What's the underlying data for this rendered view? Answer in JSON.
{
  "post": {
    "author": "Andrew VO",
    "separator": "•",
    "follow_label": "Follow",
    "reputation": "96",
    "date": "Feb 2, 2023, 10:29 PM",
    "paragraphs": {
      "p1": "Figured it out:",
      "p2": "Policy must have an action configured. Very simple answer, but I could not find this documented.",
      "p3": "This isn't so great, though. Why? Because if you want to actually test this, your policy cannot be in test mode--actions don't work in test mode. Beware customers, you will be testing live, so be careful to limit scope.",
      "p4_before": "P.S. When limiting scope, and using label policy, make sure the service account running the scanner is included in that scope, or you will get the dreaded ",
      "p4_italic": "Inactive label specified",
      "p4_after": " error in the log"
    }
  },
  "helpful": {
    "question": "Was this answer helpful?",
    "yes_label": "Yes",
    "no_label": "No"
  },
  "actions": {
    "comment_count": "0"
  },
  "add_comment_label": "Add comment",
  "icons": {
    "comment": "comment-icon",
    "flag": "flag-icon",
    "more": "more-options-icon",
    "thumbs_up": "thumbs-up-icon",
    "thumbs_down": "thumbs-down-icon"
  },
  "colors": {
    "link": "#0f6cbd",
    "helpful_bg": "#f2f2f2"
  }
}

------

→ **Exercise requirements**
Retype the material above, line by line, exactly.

→ **Finished task**
What's the underlying data for this rendered view? Answer in JSON.
{
  "post": {
    "author": "Andrew VO",
    "separator": "•",
    "follow_label": "Follow",
    "reputation": "96",
    "date": "Feb 2, 2023, 10:29 PM",
    "paragraphs": {
      "p1": "Figured it out:",
      "p2": "Policy must have an action configured. Very simple answer, but I could not find this documented.",
      "p3": "This isn't so great, though. Why? Because if you want to actually test this, your policy cannot be in test mode--actions don't work in test mode. Beware customers, you will be testing live, so be careful to limit scope.",
      "p4_before": "P.S. When limiting scope, and using label policy, make sure the service account running the scanner is included in that scope, or you will get the dreaded ",
      "p4_italic": "Inactive label specified",
      "p4_after": " error in the log"
    }
  },
  "helpful": {
    "question": "Was this answer helpful?",
    "yes_label": "Yes",
    "no_label": "No"
  },
  "actions": {
    "comment_count": "0"
  },
  "add_comment_label": "Add comment",
  "icons": {
    "comment": "comment-icon",
    "flag": "flag-icon",
    "more": "more-options-icon",
    "thumbs_up": "thumbs-up-icon",
    "thumbs_down": "thumbs-down-icon"
  },
  "colors": {
    "link": "#0f6cbd",
    "helpful_bg": "#f2f2f2"
  }
}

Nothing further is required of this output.